Ivy, English, Ground, Poison, Glocal, Heart,
Needlepoint, Ripple
Jack-In-The-Pulpit
Jasmine
Jimsonweed – Can be fatal
Larkspur
Lily-Of-The-Valley – Can be fatal
Locoweed – Can be fatal
Lupine
Milkweed, Common
Mint, Purple
Mistletoe – Can be fatal
Moon Weed – Causes convulsions
Mushrooms and Toadstools – Can be fatal
Nettles
Nightshade
Oleander – Can be fatal
Peach Tree – Foliage & bark can cause cyanide
poisoning
Philodendron – Can be fatal
Poinsettia – Can be fatal
Pokeweed
Rhododendron
Rhubarb – Can cause convulsions and death
Skunk Cabbage
Spinach
St. John’s Wort
Thorn Apple
Tomato Vine
Tulip
Umbrella Plant – Can be fatal
Yew, Japanese, American, Ornamental, English

Symptoms will vary from animal to animal. Some may eat these plants and will exhibit local irritants such as drooling,
vomiting, diarrhea, irritation to the mouth and skin, or swelling around the area of the mouth. Extreme cases of
poisoning may cause convulsions, tremors to the heart, respiratory and kidney problems, and in the most extreme
causes, coma or even death. It is a good idea to note that most dogs and cats will vomit after chewing on plants; this
probably does not mean poisoning. Only severe or persistent vomiting is a danger sign, especially when accompanied
with one or more of the other symptoms.
Be sure to know the names of the plants in and around your home and keep potentially toxic plants of the areas
accessible to your pet. If your pet should happen to be poisoned by a hazardous plant or any other substance, contact
your veterinarian immediately. Do not try to induce vomiting without consulting a veterinarian first.

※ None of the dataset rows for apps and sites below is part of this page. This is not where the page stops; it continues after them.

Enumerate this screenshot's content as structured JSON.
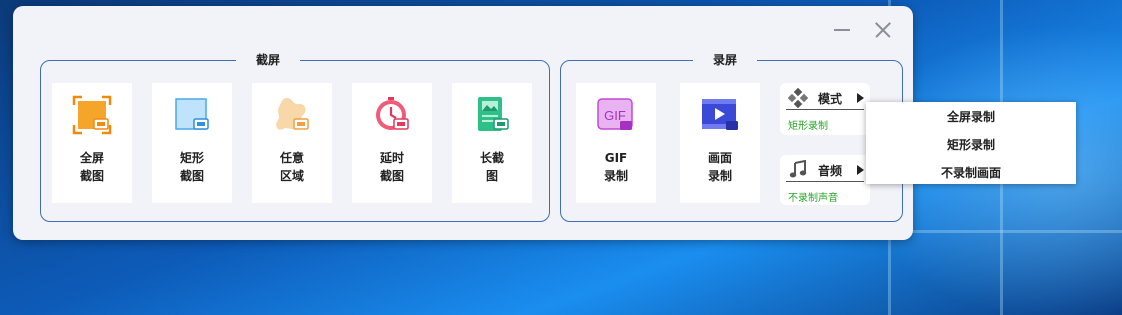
{
  "window": {
    "minimize_icon": "minimize-icon",
    "close_icon": "close-icon"
  },
  "screenshot_group": {
    "title": "截屏",
    "tiles": [
      {
        "line1": "全屏",
        "line2": "截图",
        "icon": "fullscreen-screenshot-icon"
      },
      {
        "line1": "矩形",
        "line2": "截图",
        "icon": "rectangle-screenshot-icon"
      },
      {
        "line1": "任意",
        "line2": "区域",
        "icon": "freeform-region-icon"
      },
      {
        "line1": "延时",
        "line2": "截图",
        "icon": "delayed-screenshot-icon"
      },
      {
        "line1": "长截",
        "line2": "图",
        "icon": "long-screenshot-icon"
      }
    ]
  },
  "record_group": {
    "title": "录屏",
    "tiles": [
      {
        "line1": "GIF",
        "line2": "录制",
        "icon": "gif-record-icon",
        "icon_text": "GIF"
      },
      {
        "line1": "画面",
        "line2": "录制",
        "icon": "screen-record-icon"
      }
    ],
    "mode": {
      "label": "模式",
      "value": "矩形录制",
      "icon": "mode-diamond-icon"
    },
    "audio": {
      "label": "音频",
      "value": "不录制声音",
      "icon": "music-note-icon"
    }
  },
  "mode_menu": {
    "items": [
      "全屏录制",
      "矩形录制",
      "不录制画面"
    ]
  },
  "colors": {
    "accent_border": "#3f6fb3",
    "status_green": "#2aa52a",
    "panel_bg": "#f1f3f8"
  }
}
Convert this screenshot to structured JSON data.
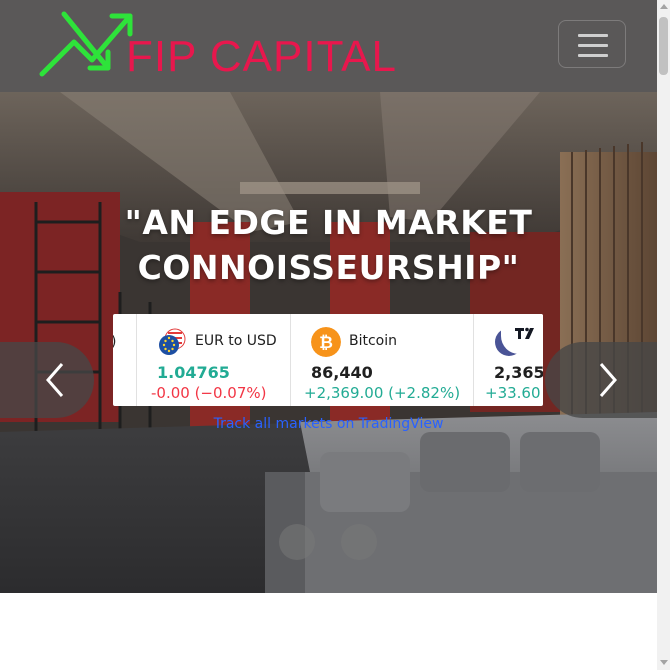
{
  "brand": {
    "name": "FIP CAPITAL",
    "logo_icon": "trend-arrows-icon",
    "accent": "#e8174d",
    "arrow_color": "#2ee33a"
  },
  "nav": {
    "menu_icon": "hamburger-icon"
  },
  "hero": {
    "headline_line1": "\"AN EDGE IN MARKET",
    "headline_line2": "CONNOISSEURSHIP\"",
    "prev_icon": "chevron-left-icon",
    "next_icon": "chevron-right-icon",
    "slide_count": 2
  },
  "ticker": {
    "items": [
      {
        "name": "EUR to USD",
        "price": "1.04765",
        "change": "-0.00 (−0.07%)",
        "price_color": "#22ab94",
        "change_color": "#f23645",
        "icon": "eu-us-flag-icon"
      },
      {
        "name": "Bitcoin",
        "price": "86,440",
        "change": "+2,369.00 (+2.82%)",
        "price_color": "#202020",
        "change_color": "#22ab94",
        "icon": "bitcoin-icon"
      },
      {
        "name": "",
        "price": "2,365",
        "change": "+33.60",
        "price_color": "#202020",
        "change_color": "#22ab94",
        "icon": "moon-icon"
      }
    ],
    "badge_icon": "tradingview-logo-icon",
    "link_text": "Track all markets on TradingView",
    "link_color": "#2962ff"
  }
}
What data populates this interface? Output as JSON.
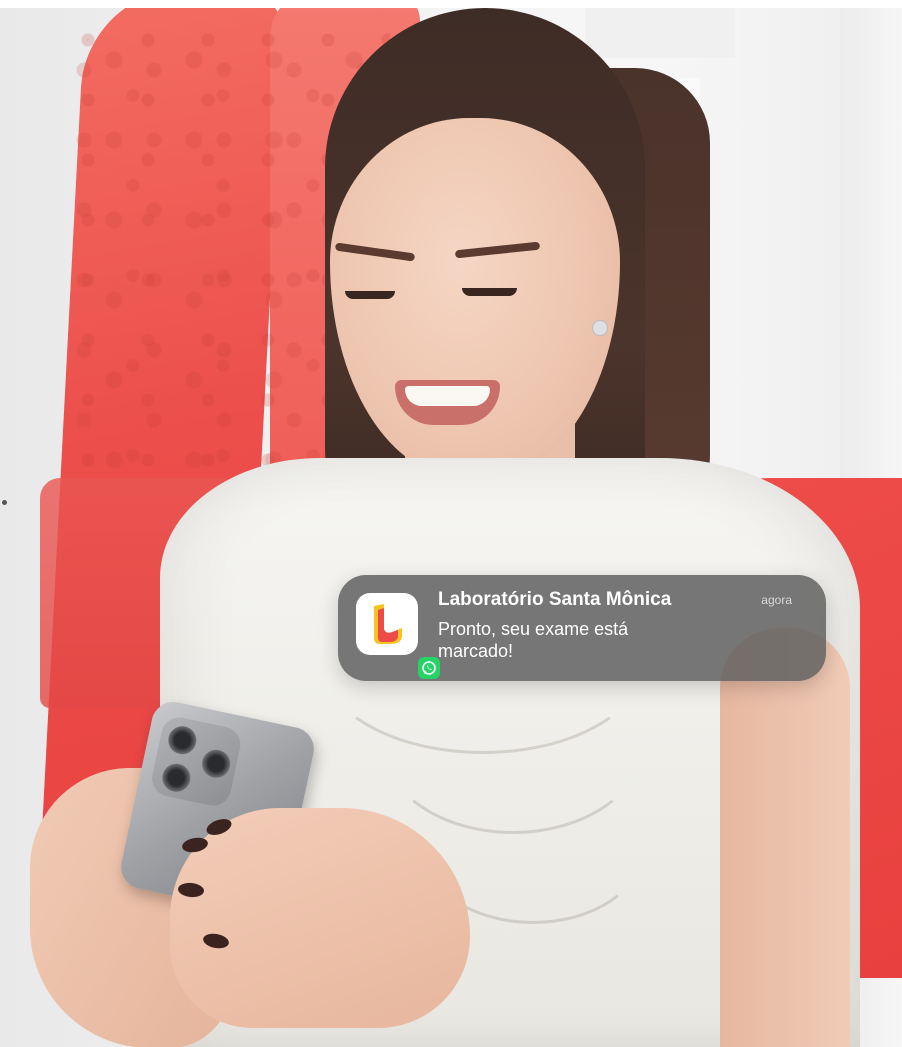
{
  "notification": {
    "app_name": "Laboratório Santa Mônica",
    "time": "agora",
    "message": "Pronto, seu exame está marcado!",
    "icon": "laboratorio-santa-monica-logo",
    "badge_icon": "whatsapp-icon"
  },
  "colors": {
    "brand_red": "#ed4b48",
    "brand_yellow": "#f7c41f",
    "notification_bg": "#626262",
    "whatsapp_green": "#25d366"
  },
  "scene": {
    "photo": "woman-smiling-looking-at-phone"
  }
}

Always be sure
to keep the phone number of your vet and the Animal Poison Control Center near your phone.